I just spent the last six months with the same problem on my '99 Durango. Eventually, I couldn't get my truck started at all. I just put a new starter in, all problems solved!
The rotor button inside the distributor could also be bad since the car wont start until the rotor button can get a spark to the distributor. Because it wont start in the morning tells me that this is more likely to be your problem. Condensation may be getting inside the distributor and causing the rotor button to get wet not allowing a spark to start the vehicle in the morning and when the sun is out it drys. This is a cheap fix and you can do it yourself. I would replace both distributor and the rotor button. Remove the distributor wires one at a time taking one off the old and place it on the new, this way you wont mix anything up. the distributor is held on by two screws that don't come all the way out just far enough to release the distributor. The rotor will be the next thing you see under the cap held on by probably one Allen screw. Always have the new next to the old and place it in the same way you took it out. Very inexpensive and much cheaper than starter replacement. I would do this first. They may tell you they replaced the starter when they actually only changed your rotor and distributor. Always ask for the old part back and look to see if the part was actually changed or bad. Hope this help.
The average cost of and alternator for a Dodge Durango is $175. A used or rebuilt alternator will cost approximately $125.
Has the battery been tested, does the alternator on the Durango try to charge?... If the truck runs with the battery but the battery doesn't take or hold a charge, it has to be the battery being bad or extremely bad terminals so that the charge can't reach the battery. Age of the battery doesn't matter, a fairly new one can still go bad.
First you disconnect the negative battery cable from the battery then you you unhook the wiring harness, remove the serpentine belt, unbolt it, and reverse to replace. If this process is not obvious to you I suggest you take it to a shop.
under the hood
It is located right under the alternator.
you shouldn't just follow your coolant hose
passenger side up front next to alternator.
it is behind the alternator.
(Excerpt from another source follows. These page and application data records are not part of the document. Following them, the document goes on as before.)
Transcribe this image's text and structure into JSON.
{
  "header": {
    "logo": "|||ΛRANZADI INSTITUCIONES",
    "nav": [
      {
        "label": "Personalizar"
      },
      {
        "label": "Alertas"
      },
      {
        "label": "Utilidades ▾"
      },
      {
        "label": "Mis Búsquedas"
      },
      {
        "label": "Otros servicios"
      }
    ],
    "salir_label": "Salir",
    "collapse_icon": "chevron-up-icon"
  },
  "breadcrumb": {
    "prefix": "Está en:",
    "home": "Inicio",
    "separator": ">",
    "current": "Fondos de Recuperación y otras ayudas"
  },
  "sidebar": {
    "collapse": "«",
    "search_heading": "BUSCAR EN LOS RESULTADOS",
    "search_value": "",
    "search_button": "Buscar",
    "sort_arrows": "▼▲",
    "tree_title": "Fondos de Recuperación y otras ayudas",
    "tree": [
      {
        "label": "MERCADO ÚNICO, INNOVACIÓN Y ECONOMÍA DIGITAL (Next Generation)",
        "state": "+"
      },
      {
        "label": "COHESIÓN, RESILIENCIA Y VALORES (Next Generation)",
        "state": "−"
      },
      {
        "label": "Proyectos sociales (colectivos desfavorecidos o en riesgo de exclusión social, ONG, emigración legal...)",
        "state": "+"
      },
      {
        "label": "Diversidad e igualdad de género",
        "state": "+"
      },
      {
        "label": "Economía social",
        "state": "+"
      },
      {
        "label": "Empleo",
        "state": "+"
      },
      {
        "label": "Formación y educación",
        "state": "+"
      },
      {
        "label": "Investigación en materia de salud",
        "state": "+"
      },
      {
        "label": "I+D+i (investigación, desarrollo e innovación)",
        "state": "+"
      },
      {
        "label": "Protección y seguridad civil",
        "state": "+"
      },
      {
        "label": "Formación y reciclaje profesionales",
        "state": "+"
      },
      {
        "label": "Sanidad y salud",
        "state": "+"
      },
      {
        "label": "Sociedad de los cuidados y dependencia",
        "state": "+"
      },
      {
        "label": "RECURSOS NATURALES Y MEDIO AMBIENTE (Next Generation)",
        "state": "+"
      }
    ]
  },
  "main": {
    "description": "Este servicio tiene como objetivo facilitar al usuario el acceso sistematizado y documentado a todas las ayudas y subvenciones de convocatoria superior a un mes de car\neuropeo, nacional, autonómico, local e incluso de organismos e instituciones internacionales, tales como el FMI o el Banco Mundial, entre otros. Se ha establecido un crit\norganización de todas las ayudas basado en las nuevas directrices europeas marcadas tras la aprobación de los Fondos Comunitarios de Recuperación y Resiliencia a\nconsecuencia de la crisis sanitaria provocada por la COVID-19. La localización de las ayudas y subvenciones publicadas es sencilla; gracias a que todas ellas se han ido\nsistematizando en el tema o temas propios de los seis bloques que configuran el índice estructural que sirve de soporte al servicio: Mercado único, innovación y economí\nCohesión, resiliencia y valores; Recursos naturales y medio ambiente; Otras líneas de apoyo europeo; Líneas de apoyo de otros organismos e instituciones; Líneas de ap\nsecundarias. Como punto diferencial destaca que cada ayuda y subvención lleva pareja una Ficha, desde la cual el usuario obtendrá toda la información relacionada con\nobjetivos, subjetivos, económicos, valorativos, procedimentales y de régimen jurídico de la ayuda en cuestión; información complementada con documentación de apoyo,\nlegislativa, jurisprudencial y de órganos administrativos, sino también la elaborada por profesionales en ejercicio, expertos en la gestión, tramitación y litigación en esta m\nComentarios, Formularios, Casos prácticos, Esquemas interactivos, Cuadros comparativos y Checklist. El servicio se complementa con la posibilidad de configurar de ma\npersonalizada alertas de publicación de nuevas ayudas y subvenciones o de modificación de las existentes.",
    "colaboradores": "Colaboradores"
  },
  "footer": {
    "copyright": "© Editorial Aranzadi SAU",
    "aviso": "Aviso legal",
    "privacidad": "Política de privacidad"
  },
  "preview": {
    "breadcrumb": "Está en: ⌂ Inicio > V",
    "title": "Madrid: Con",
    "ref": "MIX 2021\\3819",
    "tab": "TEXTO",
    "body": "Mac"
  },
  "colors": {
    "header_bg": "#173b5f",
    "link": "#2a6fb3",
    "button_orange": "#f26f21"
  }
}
With the engine running you should read 13.5 to 15.5 Volts DC at the battery posts. A reading much higher than this indicates the voltage regulator in the alternator is defective.
Under the front passenger seat
Its under the front passenger seat
If it isn't starting you have another problem.
4 to 6 years is average.
You can use a scan tool or unhook the battery.
A dead battery would not cause an engine to seize
Check the starter! It happened to my 2000 dodge durango too.
driver side, under hood, close to battery
I don't know if this will help, but my 1999 Dodge Durango would not charge the brand new battery I just put in either. The dealership suggested that the serpentine belt tensioner would not adjust any tighter and, recommended replacing the tensioner. I kept arguing that it was a bad battery... I was wrong. Replaced the tensioner and now it charges correctly. The dealership did not try to sell me a new alternator, or any parts I did not need.
The Dodge Durango uses a standard size automotive battery, but there are other options you may want. Some batteries offer more cold-cranking amps while other batteries are designed to work better in extreme heat.
Change the abs motor.
i have a 2000 wat system in 99 durango and there is no power drain with the factory batt. and alternater besides maby a little head light draw when the bass is realy hitting
The battery is under the passenger front seat. Put the seat in the full forward position and remove the cover over the battery. You can than undo the cables and hold down bolt. the battery will now lift out.
Remove the Neg. Cable first, then the + Red cable. Slide up the insulation cover around the battery. Unscrew the battery holding plate on the bottom near the engine. Pull out battery. Drink a beer.